‘The spirit behind the eyes’

Dot, the eyeless cat, gets second chance at life

COURTNEY HAYDEN/Sun-Gazette Dot, the eyeless cat, sits on a desk at the Beckoning Cat Project. Since Dot’s rehabilitation, she has become part of the Beckoning Cat Project family.

A small kitten named Dot was brought to the Beckoning Cat Project in July 2017 with two ruptured eyes and has had an excellent rehabilitation since having her eyes removed. Dot was found in the woods and was taken to New Beginnings Feral Rescue in Wilburton, where they then brought her to Beckoning Cat.

Nearby the woods where Dot was found, “a garage had just been demolished and there was a lot of feral cats living in the garage,” said Kerry Perry, one of three original founders and director at the Beckoning Cat Project. The people who found Dot tried to catch some of the cats but couldn’t — Dot was the only one they could get because she “was totally blind,” she said. “She was the only one they could catch that day.”

Through spaying and neutering, the Beckoning Cat Project’s main service, they are able to work with New Beginnings Feral Rescue. New Beginnings contacted Beckoning Cat to see if they could help Dot.

The Beckoning Cat Project began in 2013, with their clinic opening in 2014; since, they have been able to spay and neuter 16,000 cats. They aim to spread compassion for animals and their mission is to help the population problem and feral or stray cats like Dot.

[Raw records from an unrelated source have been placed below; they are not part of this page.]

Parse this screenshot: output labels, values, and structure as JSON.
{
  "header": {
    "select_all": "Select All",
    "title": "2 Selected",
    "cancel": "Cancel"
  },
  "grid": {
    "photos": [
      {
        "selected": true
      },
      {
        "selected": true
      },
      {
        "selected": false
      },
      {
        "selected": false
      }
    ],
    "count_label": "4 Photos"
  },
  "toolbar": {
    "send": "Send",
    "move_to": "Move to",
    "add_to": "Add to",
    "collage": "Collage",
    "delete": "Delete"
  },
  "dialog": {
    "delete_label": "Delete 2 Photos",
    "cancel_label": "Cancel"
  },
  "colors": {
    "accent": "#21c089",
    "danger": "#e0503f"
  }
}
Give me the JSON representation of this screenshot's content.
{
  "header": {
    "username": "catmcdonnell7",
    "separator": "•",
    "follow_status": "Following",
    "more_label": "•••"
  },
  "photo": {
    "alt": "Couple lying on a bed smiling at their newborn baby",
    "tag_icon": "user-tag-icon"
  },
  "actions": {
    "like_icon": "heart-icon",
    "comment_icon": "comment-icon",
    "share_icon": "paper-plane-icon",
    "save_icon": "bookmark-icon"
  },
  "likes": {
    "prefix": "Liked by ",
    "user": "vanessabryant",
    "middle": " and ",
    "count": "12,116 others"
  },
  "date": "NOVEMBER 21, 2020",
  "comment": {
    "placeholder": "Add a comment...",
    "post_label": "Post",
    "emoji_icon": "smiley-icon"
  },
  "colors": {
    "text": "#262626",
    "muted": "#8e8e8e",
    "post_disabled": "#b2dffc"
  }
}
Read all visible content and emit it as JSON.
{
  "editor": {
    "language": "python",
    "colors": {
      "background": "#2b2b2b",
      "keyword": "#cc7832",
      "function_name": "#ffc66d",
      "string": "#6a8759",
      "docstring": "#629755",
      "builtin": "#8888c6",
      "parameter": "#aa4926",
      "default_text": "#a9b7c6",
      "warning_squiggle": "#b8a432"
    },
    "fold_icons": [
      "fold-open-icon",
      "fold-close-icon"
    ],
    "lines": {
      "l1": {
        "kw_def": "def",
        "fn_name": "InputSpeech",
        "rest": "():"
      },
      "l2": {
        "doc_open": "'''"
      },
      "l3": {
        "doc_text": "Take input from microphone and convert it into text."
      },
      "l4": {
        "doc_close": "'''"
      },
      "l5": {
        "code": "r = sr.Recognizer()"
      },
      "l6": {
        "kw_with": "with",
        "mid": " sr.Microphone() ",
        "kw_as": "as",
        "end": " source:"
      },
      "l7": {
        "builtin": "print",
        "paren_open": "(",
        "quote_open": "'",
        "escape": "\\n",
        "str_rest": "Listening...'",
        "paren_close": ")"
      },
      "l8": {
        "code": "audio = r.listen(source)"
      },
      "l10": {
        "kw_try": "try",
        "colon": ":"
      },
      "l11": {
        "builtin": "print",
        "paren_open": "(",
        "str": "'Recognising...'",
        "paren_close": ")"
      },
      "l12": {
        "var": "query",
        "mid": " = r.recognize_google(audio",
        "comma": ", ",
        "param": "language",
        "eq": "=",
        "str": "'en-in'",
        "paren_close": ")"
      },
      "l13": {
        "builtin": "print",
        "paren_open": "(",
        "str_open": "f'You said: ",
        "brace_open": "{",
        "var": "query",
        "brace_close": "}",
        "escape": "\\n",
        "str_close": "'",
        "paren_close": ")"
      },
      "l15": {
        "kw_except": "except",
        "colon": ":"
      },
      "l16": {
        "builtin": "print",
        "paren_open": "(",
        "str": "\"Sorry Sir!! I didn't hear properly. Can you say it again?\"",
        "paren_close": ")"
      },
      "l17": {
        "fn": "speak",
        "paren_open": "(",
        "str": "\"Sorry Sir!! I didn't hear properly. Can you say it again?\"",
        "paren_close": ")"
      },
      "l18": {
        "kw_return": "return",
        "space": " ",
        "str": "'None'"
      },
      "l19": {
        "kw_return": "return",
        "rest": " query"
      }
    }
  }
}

Dot was born in May, so when she was brought to the Beckoning Cat Project in July, she was only 7 to 8 weeks old and 1.2 pounds.

Since “both of her eyes had ruptured, they were bulging — they had to be removed,” Perry said. “We have seen some ruptured eyeballs because we do work a lot ferals and strays, but this was both eyes and she was just so tiny she could fit in the palm of your hand, she was that little.”

Ruptured eyes like Dot’s happen from severe upper-respiratory issues, Perry said. Although the Beckoning Cat Project’s primary service is spaying and neutering they did remove Dot’s eyes.

A lot of people thought Dot should be euthanized because of her eyes, although those who met her fell in love with her spirit and story. In particular, those at the Beckoning Cat Project, Perry said. Her story was shared over social media and people wanted to adopt her, but her home is now with the Beckoning Cat Project.

Dot was, and still is, a happy, perky and playful cat — she runs, plays and jumps like a normal cat would — even with her ruptured eyes, she said. Dot also would be sitting on people’s shoulders and even snuggling in their hair.

Perry, and those at Beckoning Cat, fell in love with “the spirit behind the eyes,” she said.

Although Dot did come from a feral colony and was a feral cat, she adapted quickly — becoming social — as she was brought in as a kitten, Perry said.

Feral colony’s of cats form because there is food, shelter and water, like the garage Dot was found near, Perry said. The best way to aid this problem is not through euthanization, but through spaying and neutering.

“If you go in and take a colony of cats and you say ‘I’m just going to trap them all and euthanize them,’ it’s going to fill right back in and it’s called the vacuum effect,” she said.

“Her life is worth saving just like the mole that is in the ground and the bird that sings in the sky, they all are here for whatever reason and you don’t just discard animals,” Perry said.

Dot had her eyes removed, one at a time. This is not a service the Beckoning Cat Project provides for pets as it is full service and should be done through one’s veterinary, she said. With Dot’s eyes removed, her other senses have been heightened.

“We weren’t 100 percent sure she was going to make it because you don’t know what else is going on and don’t know how bad it is,” Perry said.

“We are amazed everyday. We all just sit here and we love watching her. We love having her here,” Perry said. “Animals aren’t people, but they don’t get beat down. They are just like ‘this is what I am, this is what I have, this is how I deal with and on goes life.’ “

Since Dot’s rehabilitation, she has become the mascot of the Beckoning Cat Project and is a part of their family. Since arriving in July, she has made a best friend at the clinic, Martin, also called “Marty,” a fellow cat that resides at the Beckoning Cat Project.

When visitors stop by the Beckoning Cat Project, they typically do not know Dot does not have eyes while playing with her because of her spirit and energy until the employees tell me or they get a glimpse, Perry said.

“This is a cat that was in extreme pain, she was blind, she was just out there by herself,” and “this cat wants to have a life and she was worth saving,” Perry said. “We could see this behind her.”

For more information about Dot and her story, visit “Dot, the cat that doesn’t know she’s blind” on Facebook.

For more information about the Beckoning Cat Project, visit www.beckoningcatproject.org.